**PROBLEM STATEMENT:** In this material, which lines include the string "volume"? Show them.
==== PROVIDED MATERIAL
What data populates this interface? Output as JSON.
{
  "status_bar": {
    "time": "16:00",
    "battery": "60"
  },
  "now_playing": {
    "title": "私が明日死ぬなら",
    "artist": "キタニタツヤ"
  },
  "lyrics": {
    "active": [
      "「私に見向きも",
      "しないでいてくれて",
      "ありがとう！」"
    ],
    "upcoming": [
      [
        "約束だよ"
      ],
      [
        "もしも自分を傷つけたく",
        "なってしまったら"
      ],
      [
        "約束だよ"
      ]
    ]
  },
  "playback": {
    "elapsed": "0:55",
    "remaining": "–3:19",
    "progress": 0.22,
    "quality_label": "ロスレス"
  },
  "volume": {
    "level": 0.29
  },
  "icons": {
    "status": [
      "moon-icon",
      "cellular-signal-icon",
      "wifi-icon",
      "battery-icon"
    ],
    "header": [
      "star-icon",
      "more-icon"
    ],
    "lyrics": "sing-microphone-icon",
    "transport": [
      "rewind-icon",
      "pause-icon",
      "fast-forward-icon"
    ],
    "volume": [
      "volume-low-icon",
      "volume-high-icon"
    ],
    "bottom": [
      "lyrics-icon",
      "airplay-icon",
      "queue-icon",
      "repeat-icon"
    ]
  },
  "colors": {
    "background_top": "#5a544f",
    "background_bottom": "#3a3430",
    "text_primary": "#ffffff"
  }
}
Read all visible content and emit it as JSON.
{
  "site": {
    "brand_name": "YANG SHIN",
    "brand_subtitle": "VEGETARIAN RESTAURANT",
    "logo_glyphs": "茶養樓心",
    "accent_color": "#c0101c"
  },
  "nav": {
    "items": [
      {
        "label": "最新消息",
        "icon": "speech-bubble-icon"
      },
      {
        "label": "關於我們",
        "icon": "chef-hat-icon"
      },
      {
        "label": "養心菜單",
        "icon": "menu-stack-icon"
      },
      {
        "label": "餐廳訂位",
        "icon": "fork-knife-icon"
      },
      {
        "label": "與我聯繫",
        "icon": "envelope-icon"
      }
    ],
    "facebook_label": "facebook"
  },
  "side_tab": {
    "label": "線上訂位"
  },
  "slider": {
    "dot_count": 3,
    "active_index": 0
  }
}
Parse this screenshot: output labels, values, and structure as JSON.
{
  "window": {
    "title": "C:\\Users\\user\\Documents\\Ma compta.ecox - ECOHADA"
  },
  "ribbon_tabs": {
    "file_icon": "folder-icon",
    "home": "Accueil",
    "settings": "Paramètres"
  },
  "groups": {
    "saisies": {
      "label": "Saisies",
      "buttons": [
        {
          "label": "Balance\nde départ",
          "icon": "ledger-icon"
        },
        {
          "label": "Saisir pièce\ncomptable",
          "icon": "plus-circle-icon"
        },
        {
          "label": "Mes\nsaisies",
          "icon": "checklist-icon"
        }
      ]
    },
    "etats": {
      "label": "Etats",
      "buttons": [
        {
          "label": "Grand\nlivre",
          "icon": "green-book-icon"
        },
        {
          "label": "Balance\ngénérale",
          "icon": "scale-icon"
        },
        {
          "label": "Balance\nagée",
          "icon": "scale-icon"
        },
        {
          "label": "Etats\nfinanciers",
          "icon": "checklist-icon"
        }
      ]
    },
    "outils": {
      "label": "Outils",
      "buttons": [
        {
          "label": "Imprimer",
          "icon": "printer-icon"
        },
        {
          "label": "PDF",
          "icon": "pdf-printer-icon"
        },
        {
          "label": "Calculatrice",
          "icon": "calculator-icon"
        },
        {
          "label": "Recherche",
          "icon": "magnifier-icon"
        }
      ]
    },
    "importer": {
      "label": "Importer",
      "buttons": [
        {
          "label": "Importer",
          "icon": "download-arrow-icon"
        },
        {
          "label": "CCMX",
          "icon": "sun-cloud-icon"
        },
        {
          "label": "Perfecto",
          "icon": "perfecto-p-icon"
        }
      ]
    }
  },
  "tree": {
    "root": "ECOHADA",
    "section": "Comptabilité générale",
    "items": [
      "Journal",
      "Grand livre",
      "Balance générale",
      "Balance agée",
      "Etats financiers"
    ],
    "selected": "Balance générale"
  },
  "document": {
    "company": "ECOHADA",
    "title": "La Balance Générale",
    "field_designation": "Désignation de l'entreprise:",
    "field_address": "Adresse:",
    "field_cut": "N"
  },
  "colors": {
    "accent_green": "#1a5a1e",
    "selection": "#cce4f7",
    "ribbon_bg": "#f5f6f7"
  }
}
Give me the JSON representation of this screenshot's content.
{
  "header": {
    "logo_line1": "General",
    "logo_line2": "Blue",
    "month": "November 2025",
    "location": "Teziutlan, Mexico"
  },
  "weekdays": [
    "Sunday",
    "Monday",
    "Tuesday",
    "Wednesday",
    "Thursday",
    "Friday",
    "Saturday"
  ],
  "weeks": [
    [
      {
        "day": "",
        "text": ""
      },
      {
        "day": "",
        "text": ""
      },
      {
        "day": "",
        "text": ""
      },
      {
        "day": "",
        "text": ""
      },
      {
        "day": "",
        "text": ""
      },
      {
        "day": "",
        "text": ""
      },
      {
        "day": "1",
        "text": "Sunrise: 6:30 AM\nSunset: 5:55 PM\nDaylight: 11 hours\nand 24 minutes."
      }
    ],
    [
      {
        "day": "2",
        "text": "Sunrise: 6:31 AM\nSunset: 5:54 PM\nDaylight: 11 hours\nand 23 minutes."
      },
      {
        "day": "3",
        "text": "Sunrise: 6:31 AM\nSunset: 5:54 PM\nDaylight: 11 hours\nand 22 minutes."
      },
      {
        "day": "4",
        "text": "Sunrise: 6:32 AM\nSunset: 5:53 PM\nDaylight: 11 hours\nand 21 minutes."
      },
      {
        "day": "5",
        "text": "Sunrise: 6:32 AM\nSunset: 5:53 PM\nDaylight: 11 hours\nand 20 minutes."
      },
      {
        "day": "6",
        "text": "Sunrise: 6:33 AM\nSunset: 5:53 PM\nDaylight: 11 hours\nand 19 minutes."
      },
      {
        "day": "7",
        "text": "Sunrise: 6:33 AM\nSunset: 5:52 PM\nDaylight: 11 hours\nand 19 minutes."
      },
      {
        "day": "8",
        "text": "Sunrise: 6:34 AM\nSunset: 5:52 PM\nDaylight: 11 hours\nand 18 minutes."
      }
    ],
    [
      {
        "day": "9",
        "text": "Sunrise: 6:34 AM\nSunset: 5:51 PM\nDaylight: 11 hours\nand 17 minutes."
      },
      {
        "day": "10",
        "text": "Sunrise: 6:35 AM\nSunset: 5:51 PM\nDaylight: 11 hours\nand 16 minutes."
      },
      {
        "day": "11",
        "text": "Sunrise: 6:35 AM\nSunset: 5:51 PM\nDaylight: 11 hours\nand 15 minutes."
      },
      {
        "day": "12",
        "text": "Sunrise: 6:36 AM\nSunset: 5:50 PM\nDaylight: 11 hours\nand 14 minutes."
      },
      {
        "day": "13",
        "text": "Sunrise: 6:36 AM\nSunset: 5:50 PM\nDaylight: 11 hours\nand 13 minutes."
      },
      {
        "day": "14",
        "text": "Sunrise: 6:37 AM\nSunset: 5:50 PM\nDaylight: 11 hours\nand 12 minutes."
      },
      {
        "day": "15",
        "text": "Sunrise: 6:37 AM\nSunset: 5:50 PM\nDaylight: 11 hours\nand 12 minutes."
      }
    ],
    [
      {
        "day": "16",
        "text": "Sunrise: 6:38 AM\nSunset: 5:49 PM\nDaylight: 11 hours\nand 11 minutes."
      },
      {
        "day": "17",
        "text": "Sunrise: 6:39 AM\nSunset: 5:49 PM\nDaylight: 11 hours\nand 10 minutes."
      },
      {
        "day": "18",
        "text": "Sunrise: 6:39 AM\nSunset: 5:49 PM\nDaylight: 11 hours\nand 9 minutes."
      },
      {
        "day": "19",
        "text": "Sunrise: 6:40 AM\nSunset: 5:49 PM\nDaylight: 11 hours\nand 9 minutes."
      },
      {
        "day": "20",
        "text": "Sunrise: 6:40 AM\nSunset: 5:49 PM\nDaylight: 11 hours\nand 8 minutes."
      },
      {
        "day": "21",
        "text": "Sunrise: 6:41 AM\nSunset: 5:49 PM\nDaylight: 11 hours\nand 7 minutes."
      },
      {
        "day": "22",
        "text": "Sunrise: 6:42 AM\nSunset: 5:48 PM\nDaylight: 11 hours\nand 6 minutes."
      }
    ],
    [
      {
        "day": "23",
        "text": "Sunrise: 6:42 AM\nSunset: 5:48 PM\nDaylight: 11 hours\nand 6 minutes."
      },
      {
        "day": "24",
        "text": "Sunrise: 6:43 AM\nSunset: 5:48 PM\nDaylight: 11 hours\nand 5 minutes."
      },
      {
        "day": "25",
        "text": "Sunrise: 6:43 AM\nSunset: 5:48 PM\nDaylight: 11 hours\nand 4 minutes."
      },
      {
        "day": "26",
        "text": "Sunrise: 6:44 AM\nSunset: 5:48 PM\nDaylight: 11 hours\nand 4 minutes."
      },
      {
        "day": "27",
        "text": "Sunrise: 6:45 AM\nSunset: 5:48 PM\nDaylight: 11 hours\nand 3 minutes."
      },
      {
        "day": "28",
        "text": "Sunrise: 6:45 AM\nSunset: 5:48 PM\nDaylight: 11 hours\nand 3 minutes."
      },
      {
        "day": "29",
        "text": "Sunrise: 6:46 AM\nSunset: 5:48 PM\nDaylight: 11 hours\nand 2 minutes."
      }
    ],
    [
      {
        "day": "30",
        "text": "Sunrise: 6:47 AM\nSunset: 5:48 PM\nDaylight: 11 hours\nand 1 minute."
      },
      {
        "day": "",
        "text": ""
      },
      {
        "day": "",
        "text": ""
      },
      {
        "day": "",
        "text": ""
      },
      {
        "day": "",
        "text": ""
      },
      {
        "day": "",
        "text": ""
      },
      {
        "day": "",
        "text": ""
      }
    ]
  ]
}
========
**ANSWER TO THIS TASK:**
  "volume": {
    "volume": [
      "volume-low-icon",
      "volume-high-icon"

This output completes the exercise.